» **Source data**
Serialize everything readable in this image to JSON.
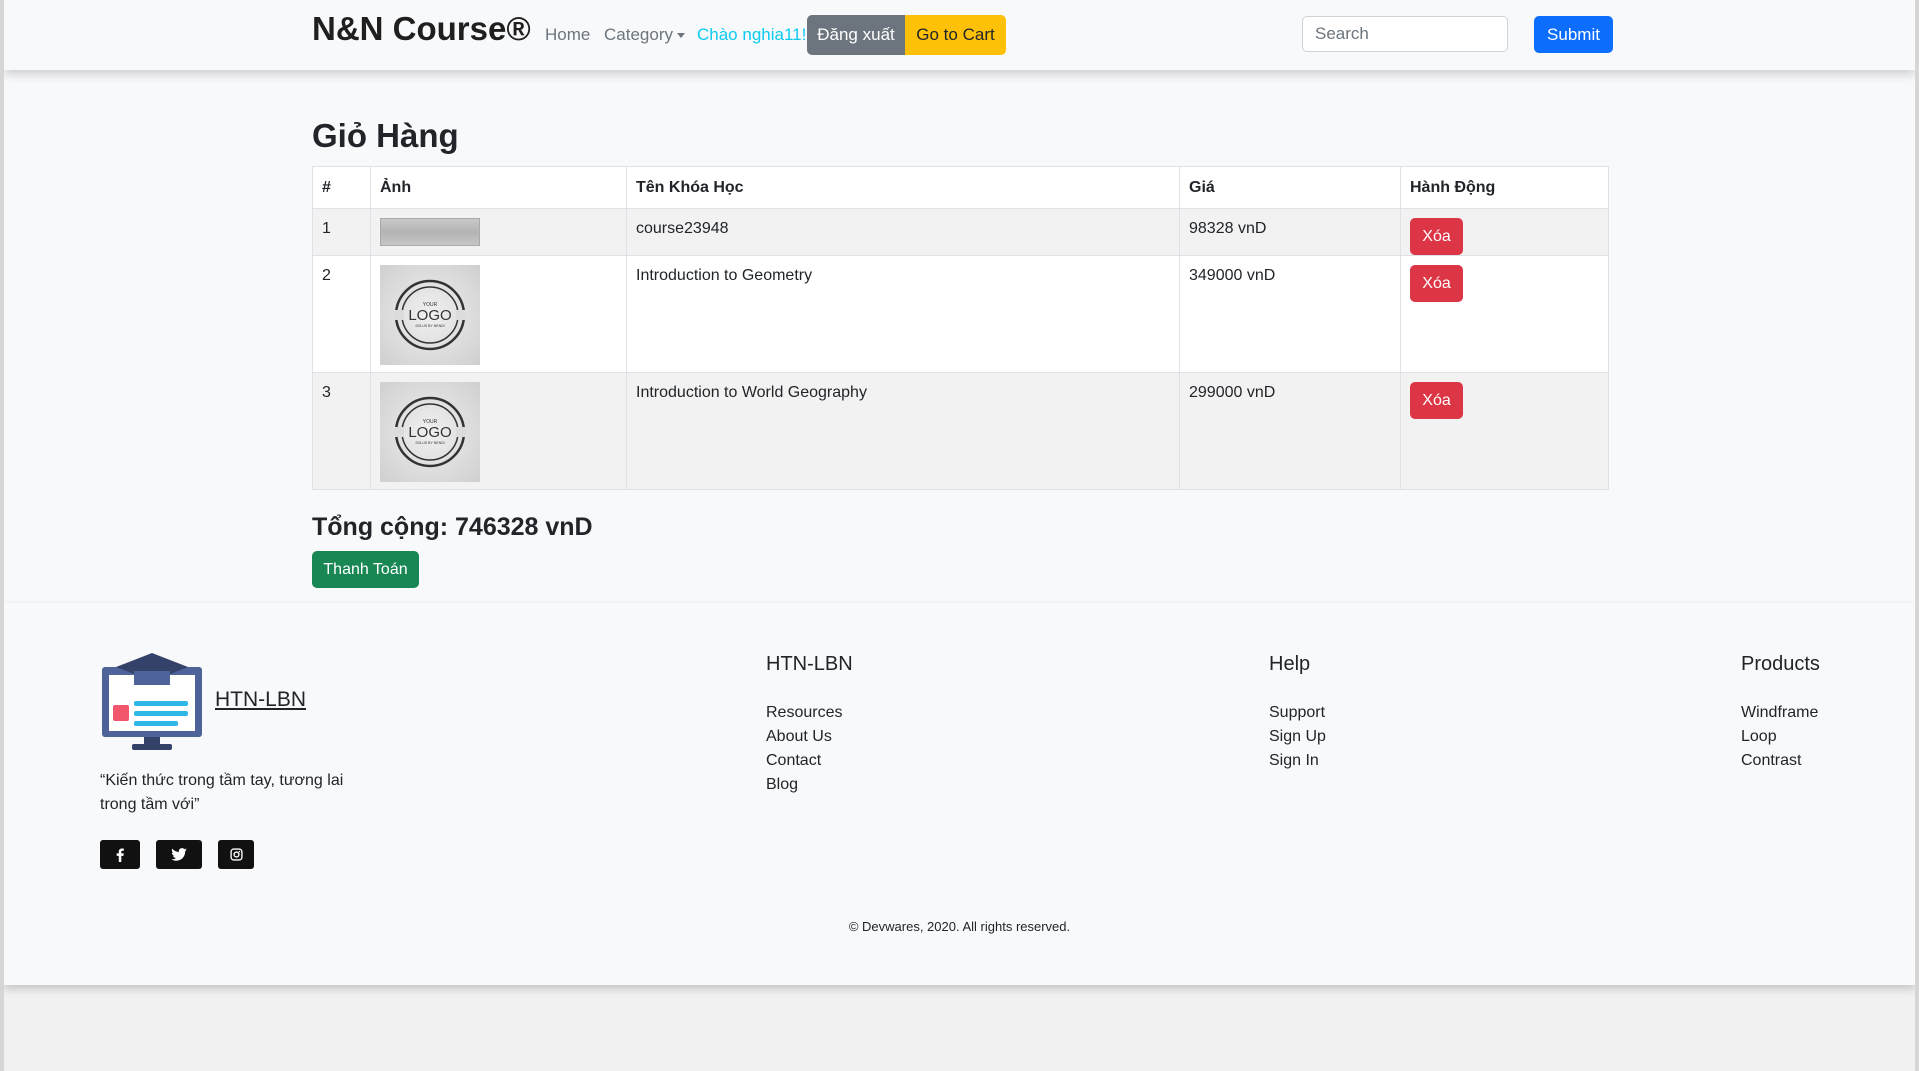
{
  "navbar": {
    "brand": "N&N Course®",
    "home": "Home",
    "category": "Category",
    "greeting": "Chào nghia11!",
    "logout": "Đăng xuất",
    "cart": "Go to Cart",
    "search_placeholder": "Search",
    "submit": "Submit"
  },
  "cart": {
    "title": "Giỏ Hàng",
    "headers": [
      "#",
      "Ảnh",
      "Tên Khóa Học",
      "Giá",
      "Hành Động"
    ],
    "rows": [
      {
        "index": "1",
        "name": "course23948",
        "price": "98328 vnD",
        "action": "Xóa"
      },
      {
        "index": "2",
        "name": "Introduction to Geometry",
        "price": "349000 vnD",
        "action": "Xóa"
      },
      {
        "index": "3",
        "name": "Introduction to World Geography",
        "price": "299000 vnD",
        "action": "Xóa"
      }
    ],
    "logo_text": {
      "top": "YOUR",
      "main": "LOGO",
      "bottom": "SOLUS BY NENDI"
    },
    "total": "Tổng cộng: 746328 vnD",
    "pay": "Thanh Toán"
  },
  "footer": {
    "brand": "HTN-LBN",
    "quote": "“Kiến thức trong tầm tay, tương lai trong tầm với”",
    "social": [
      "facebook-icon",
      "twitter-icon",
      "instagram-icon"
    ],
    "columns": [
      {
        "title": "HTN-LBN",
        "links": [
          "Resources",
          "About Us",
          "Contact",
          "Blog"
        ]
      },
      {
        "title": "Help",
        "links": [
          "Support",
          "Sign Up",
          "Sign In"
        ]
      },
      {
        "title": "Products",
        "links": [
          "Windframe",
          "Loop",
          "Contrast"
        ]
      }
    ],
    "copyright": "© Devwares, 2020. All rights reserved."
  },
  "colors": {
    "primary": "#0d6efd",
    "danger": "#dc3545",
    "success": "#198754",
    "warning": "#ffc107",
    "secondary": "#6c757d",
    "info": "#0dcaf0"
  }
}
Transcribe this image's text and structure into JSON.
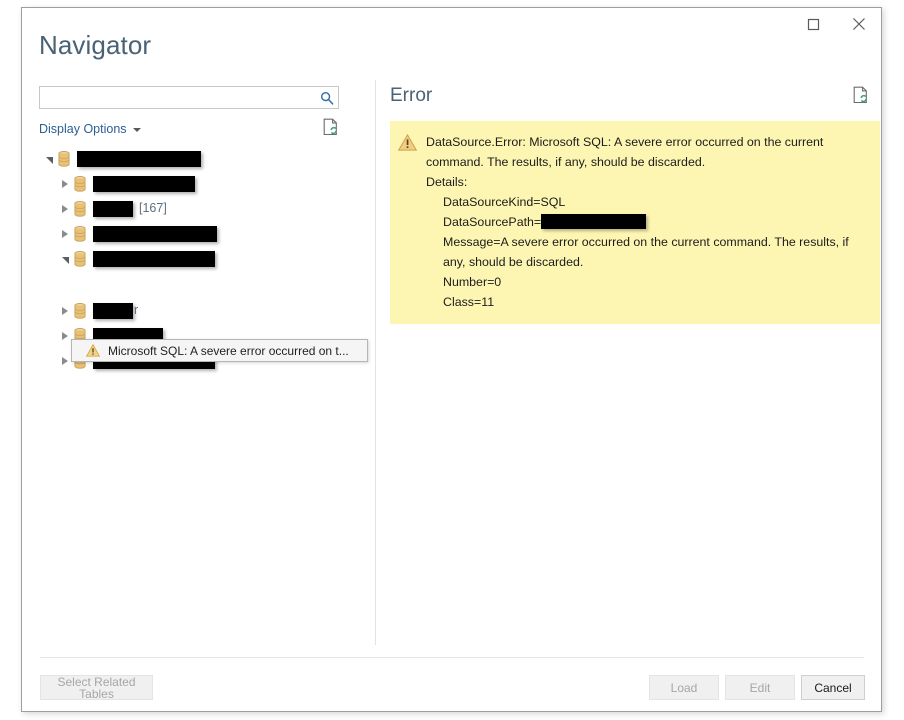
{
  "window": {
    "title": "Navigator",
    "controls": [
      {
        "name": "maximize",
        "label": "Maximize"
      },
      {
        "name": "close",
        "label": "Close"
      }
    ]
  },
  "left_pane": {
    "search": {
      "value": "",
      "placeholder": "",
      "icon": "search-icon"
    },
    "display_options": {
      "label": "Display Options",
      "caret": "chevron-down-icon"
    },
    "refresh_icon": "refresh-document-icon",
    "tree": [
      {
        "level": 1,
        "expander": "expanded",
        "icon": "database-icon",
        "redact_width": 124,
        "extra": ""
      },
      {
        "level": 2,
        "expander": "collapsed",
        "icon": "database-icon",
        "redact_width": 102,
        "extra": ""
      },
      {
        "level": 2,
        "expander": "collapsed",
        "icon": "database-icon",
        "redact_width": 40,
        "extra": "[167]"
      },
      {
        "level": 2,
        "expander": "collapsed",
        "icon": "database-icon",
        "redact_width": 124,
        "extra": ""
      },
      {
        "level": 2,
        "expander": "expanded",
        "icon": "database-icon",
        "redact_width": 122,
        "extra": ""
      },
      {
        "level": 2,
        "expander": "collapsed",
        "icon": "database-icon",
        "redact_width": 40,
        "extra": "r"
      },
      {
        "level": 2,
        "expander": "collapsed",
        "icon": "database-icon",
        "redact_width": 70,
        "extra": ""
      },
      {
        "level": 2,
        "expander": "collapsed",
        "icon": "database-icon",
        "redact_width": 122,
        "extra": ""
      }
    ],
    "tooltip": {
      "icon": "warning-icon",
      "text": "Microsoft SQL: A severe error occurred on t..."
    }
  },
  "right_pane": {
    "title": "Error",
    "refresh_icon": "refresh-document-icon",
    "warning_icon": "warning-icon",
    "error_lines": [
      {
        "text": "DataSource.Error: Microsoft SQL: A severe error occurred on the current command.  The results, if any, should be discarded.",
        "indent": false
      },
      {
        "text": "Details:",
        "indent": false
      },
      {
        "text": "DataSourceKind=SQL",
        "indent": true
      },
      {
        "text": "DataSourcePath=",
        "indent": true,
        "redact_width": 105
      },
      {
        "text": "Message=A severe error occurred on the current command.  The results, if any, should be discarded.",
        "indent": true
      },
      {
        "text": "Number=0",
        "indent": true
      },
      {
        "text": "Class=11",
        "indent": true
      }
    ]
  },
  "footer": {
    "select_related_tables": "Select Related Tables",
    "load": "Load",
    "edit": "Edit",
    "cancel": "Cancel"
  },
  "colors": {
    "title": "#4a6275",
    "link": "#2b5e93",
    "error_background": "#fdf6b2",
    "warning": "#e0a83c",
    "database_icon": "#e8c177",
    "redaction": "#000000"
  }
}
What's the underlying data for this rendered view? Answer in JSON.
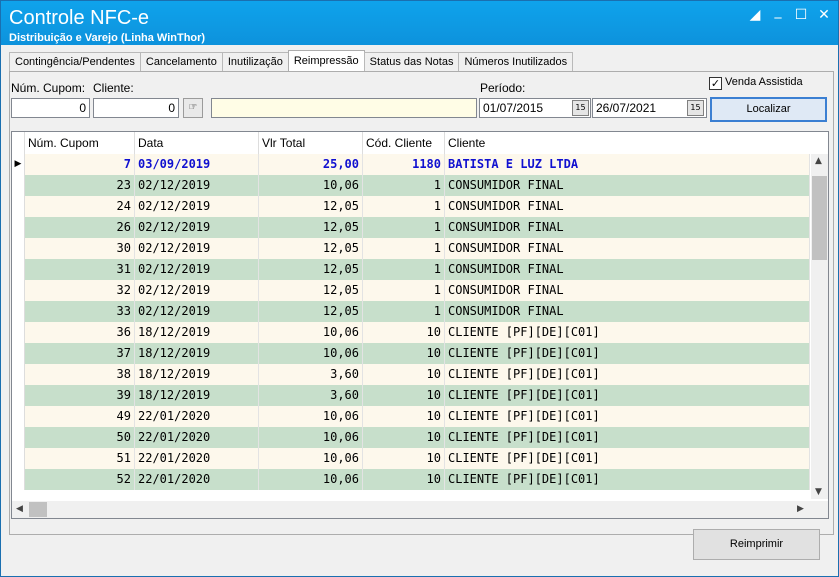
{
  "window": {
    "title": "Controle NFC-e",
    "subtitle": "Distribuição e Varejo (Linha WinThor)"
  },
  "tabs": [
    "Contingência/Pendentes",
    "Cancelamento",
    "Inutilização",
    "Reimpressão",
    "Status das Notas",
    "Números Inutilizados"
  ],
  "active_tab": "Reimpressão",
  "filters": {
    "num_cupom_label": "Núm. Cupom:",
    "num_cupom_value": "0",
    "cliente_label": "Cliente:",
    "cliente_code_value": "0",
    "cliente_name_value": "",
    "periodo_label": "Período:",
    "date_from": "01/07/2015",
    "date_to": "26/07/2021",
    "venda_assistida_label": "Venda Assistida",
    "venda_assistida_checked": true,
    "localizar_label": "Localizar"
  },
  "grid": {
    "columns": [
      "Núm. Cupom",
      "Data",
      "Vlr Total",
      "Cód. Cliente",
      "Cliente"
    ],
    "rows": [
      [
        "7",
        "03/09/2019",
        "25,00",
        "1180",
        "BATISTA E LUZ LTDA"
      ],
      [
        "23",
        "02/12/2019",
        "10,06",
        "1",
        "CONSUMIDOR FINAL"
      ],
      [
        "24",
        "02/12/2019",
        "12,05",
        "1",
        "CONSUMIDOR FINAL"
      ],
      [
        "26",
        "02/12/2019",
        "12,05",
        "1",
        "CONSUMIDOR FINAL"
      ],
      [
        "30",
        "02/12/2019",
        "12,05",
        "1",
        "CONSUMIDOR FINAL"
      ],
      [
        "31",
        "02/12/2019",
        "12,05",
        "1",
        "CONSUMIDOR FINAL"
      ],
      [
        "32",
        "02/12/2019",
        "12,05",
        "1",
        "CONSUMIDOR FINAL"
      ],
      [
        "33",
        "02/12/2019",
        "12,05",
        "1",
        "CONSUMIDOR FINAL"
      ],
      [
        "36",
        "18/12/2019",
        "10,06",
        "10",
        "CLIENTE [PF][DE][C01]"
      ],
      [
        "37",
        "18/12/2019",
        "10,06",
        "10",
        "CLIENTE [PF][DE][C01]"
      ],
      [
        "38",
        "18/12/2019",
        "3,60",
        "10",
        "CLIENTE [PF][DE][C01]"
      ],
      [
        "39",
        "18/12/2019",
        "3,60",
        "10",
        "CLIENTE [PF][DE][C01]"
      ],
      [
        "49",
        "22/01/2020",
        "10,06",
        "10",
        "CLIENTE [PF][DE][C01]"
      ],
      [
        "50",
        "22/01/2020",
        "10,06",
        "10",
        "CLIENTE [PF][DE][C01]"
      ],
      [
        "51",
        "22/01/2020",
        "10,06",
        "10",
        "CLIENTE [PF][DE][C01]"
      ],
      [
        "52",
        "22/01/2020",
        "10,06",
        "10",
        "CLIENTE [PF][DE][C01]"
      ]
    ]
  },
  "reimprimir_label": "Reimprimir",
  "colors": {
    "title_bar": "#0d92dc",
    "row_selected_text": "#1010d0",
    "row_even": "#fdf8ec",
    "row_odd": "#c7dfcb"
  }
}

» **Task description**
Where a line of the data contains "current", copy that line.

» **Task output**
        "text": "DataSource.Error: Microsoft SQL: A severe error occurred on the current command.  The results, if any, should be discarded.",
        "text": "Message=A severe error occurred on the current command.  The results, if any, should be discarded.",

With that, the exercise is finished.